Evaluating technologies that hope to guide antibiotic use
We are part of a national partnership awarded over £200,000 to design a platform for assessing tests that aim to steer antibiotic treatment.
Every hour five people in the UK die of Sepsis. This condition is due to the immune system going into overdrive to combat a severe infection caused by a bacteria. The key to recovery from Sepsis is quick treatment with the most appropriate antibiotic. However current laboratory tests take 1-2 days to give results. Symptoms can be monitored at the bedside, but they are like those associated with viral and fungal infections which cannot be successfully treated with antibiotics. The overuse of antibiotics also makes resistant bacteria more common.
New technologies may help healthcare workers to distinguish infections and make decisions about whether to start, stop or switch treatments. However. firstly these technologies need to be examined to determine whether they are safe, accurate and will benefit patients. Ideally a platform study would be used. This type of study can evaluate different technologies at the same time so the most promising test can be identified and adopted quickly into use.

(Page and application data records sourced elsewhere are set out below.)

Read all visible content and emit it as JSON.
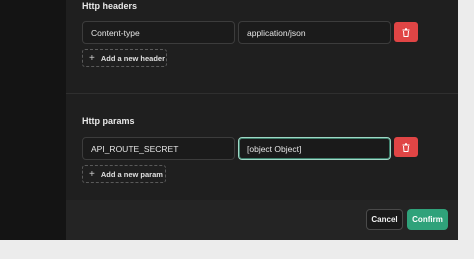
{
  "headers_section": {
    "title": "Http headers",
    "rows": [
      {
        "key": "Content-type",
        "value": "application/json"
      }
    ],
    "add_label": "Add a new header"
  },
  "params_section": {
    "title": "Http params",
    "rows": [
      {
        "key": "API_ROUTE_SECRET",
        "value": "[object Object]"
      }
    ],
    "add_label": "Add a new param"
  },
  "footer": {
    "cancel_label": "Cancel",
    "confirm_label": "Confirm"
  },
  "colors": {
    "delete": "#e04545",
    "confirm": "#2fa27a",
    "active_border": "#9fd8c6"
  },
  "icons": {
    "delete": "trash-icon",
    "add": "plus-icon"
  }
}
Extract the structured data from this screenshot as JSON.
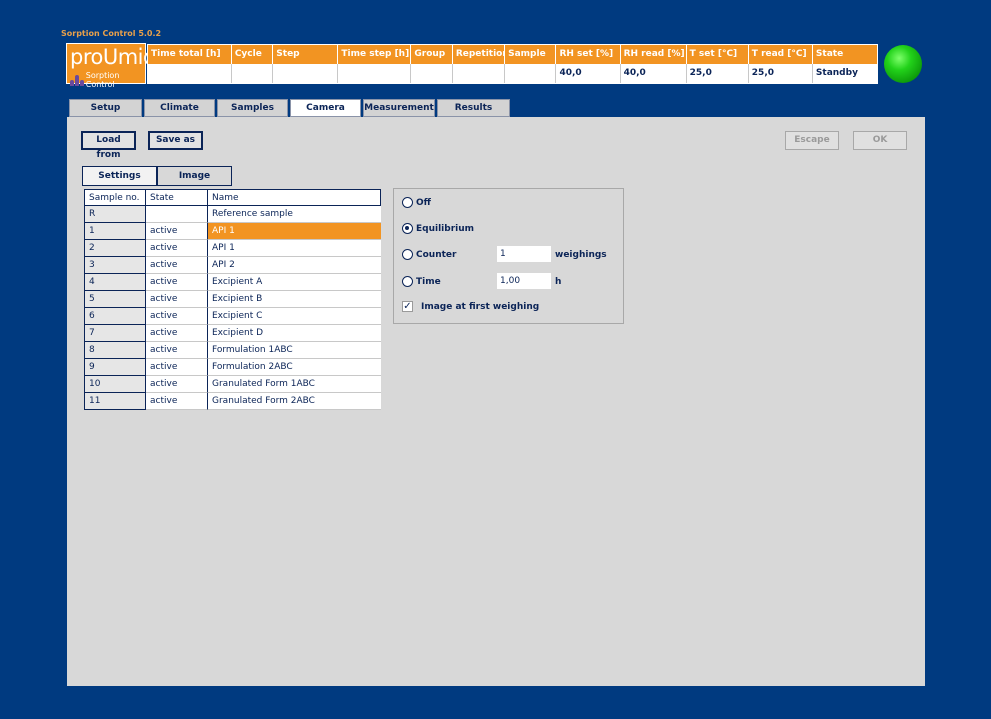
{
  "app_title": "Sorption Control 5.0.2",
  "logo": {
    "name": "proUmid",
    "subtitle": "Sorption Control"
  },
  "status": {
    "headers": [
      "Time total [h]",
      "Cycle",
      "Step",
      "Time step [h]",
      "Group",
      "Repetition",
      "Sample",
      "RH set [%]",
      "RH read [%]",
      "T set [°C]",
      "T read [°C]",
      "State"
    ],
    "values": [
      "",
      "",
      "",
      "",
      "",
      "",
      "",
      "40,0",
      "40,0",
      "25,0",
      "25,0",
      "Standby"
    ],
    "led_color": "#22d21a"
  },
  "tabs": [
    "Setup",
    "Climate",
    "Samples",
    "Camera",
    "Measurement",
    "Results"
  ],
  "active_tab": "Camera",
  "buttons": {
    "load": "Load from",
    "save": "Save as",
    "escape": "Escape",
    "ok": "OK"
  },
  "subtabs": [
    "Settings",
    "Image"
  ],
  "samples": {
    "headers": [
      "Sample no.",
      "State",
      "Name"
    ],
    "rows": [
      {
        "no": "R",
        "state": "",
        "name": "Reference sample"
      },
      {
        "no": "1",
        "state": "active",
        "name": "API 1"
      },
      {
        "no": "2",
        "state": "active",
        "name": "API 1"
      },
      {
        "no": "3",
        "state": "active",
        "name": "API 2"
      },
      {
        "no": "4",
        "state": "active",
        "name": "Excipient A"
      },
      {
        "no": "5",
        "state": "active",
        "name": "Excipient B"
      },
      {
        "no": "6",
        "state": "active",
        "name": "Excipient C"
      },
      {
        "no": "7",
        "state": "active",
        "name": "Excipient D"
      },
      {
        "no": "8",
        "state": "active",
        "name": "Formulation 1ABC"
      },
      {
        "no": "9",
        "state": "active",
        "name": "Formulation 2ABC"
      },
      {
        "no": "10",
        "state": "active",
        "name": "Granulated Form 1ABC"
      },
      {
        "no": "11",
        "state": "active",
        "name": "Granulated Form 2ABC"
      }
    ],
    "selected_index": 1
  },
  "options": {
    "off": "Off",
    "equilibrium": "Equilibrium",
    "counter": "Counter",
    "counter_value": "1",
    "counter_unit": "weighings",
    "time": "Time",
    "time_value": "1,00",
    "time_unit": "h",
    "first_weighing": "Image at first weighing",
    "selected": "equilibrium",
    "first_weighing_checked": true
  },
  "colors": {
    "background": "#003a80",
    "accent": "#f29422",
    "panel": "#d8d8d8",
    "text": "#0b2457"
  }
}
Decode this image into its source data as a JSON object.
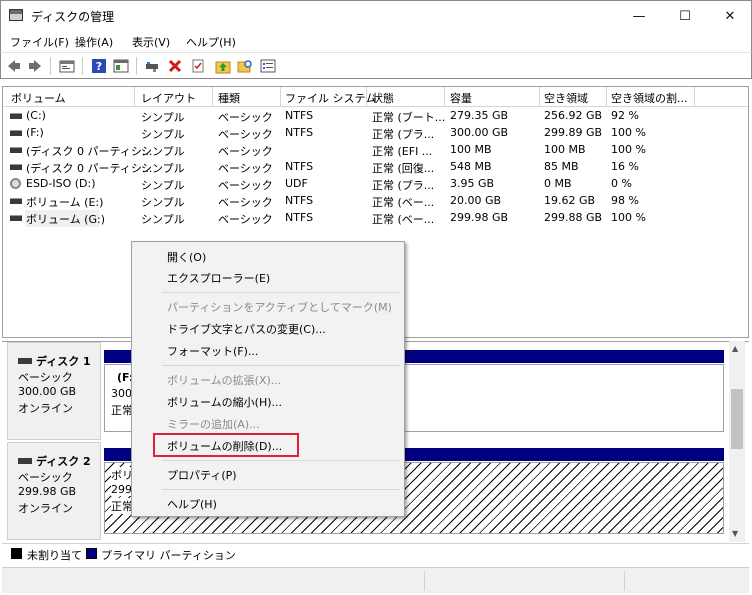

We are part of a national collaboration awarded £ 204,996 from the NIHR Health Technology Assessment Programme to design a platform study to assess these new technologies. The study, named PROTECT, is led by Dr Philip Pallmann (Cardiff University) and Prof Enitan Carrol (University of Liverpool).
The 12-month acceleration award will be used to assemble the project team and prepare for the platform study. The work aims to identify which technologies should be tested and when they could be best used. The project team will also gather the views of patients, carers, and healthcare professionals on the technologies and how their impact should be measured.
Our senior methodologist Dr Clare Lendrem and methodologist Dr Cameron Williams will lead the NIHR Newcastle MIC’s involvement in the project. The multidisciplinary team of researchers spans several other organisations including Kings College London, University of Leeds, University of Manchester, Newcastle University and North West Ambulance Service NHS Trust. Three public contributors are also part of the project team.
In November 2023, we hope to apply for further funding to deliver the PROTECT study.
Read more about the study